■ **EXERCISE**
Each entry is to be output as written, so that none is missing.

■ **EXERCISE MATERIAL**
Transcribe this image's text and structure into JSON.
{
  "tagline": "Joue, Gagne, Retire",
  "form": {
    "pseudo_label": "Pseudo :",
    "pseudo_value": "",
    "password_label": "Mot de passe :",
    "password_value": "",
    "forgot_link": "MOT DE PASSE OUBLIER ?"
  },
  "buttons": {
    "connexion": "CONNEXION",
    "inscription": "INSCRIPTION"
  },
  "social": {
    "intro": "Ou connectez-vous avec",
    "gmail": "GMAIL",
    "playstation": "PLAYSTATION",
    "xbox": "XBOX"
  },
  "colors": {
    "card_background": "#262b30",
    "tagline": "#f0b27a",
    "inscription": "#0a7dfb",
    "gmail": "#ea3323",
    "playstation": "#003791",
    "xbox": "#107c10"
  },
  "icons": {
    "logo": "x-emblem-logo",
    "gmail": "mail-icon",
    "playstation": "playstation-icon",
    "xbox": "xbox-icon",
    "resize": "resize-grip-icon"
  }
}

■ **ANSWER TO THIS TASK**
Transcribe this image's text and structure into JSON.
{
  "tagline": "Joue, Gagne, Retire",
  "form": {
    "pseudo_label": "Pseudo :",
    "pseudo_value": "",
    "password_label": "Mot de passe :",
    "password_value": "",
    "forgot_link": "MOT DE PASSE OUBLIER ?"
  },
  "buttons": {
    "connexion": "CONNEXION",
    "inscription": "INSCRIPTION"
  },
  "social": {
    "intro": "Ou connectez-vous avec",
    "gmail": "GMAIL",
    "playstation": "PLAYSTATION",
    "xbox": "XBOX"
  },
  "colors": {
    "card_background": "#262b30",
    "tagline": "#f0b27a",
    "inscription": "#0a7dfb",
    "gmail": "#ea3323",
    "playstation": "#003791",
    "xbox": "#107c10"
  },
  "icons": {
    "logo": "x-emblem-logo",
    "gmail": "mail-icon",
    "playstation": "playstation-icon",
    "xbox": "xbox-icon",
    "resize": "resize-grip-icon"
  }
}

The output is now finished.